[Dataset records]

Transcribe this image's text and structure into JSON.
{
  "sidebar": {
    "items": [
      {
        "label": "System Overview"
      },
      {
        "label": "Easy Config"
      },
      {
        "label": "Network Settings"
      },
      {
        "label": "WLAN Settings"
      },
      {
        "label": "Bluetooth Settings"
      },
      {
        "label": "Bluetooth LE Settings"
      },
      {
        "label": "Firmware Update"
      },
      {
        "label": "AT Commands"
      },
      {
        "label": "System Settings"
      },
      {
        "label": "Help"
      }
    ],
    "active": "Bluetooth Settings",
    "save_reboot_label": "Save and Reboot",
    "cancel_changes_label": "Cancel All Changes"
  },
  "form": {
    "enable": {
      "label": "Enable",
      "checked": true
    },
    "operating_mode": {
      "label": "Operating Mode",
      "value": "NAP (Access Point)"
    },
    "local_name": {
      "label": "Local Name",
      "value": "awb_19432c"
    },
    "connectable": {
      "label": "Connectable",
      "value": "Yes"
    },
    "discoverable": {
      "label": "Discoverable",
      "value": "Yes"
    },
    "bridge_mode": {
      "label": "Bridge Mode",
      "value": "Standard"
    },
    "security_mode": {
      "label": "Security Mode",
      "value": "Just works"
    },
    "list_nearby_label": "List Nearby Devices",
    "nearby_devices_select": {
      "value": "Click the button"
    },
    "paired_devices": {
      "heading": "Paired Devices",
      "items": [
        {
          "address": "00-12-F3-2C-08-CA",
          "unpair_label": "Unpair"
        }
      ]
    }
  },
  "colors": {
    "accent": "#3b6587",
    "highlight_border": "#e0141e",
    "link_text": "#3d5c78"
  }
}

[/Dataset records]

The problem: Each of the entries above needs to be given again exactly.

Solution to this problem:
Transcribe this image's text and structure into JSON.
{
  "sidebar": {
    "items": [
      {
        "label": "System Overview"
      },
      {
        "label": "Easy Config"
      },
      {
        "label": "Network Settings"
      },
      {
        "label": "WLAN Settings"
      },
      {
        "label": "Bluetooth Settings"
      },
      {
        "label": "Bluetooth LE Settings"
      },
      {
        "label": "Firmware Update"
      },
      {
        "label": "AT Commands"
      },
      {
        "label": "System Settings"
      },
      {
        "label": "Help"
      }
    ],
    "active": "Bluetooth Settings",
    "save_reboot_label": "Save and Reboot",
    "cancel_changes_label": "Cancel All Changes"
  },
  "form": {
    "enable": {
      "label": "Enable",
      "checked": true
    },
    "operating_mode": {
      "label": "Operating Mode",
      "value": "NAP (Access Point)"
    },
    "local_name": {
      "label": "Local Name",
      "value": "awb_19432c"
    },
    "connectable": {
      "label": "Connectable",
      "value": "Yes"
    },
    "discoverable": {
      "label": "Discoverable",
      "value": "Yes"
    },
    "bridge_mode": {
      "label": "Bridge Mode",
      "value": "Standard"
    },
    "security_mode": {
      "label": "Security Mode",
      "value": "Just works"
    },
    "list_nearby_label": "List Nearby Devices",
    "nearby_devices_select": {
      "value": "Click the button"
    },
    "paired_devices": {
      "heading": "Paired Devices",
      "items": [
        {
          "address": "00-12-F3-2C-08-CA",
          "unpair_label": "Unpair"
        }
      ]
    }
  },
  "colors": {
    "accent": "#3b6587",
    "highlight_border": "#e0141e",
    "link_text": "#3d5c78"
  }
}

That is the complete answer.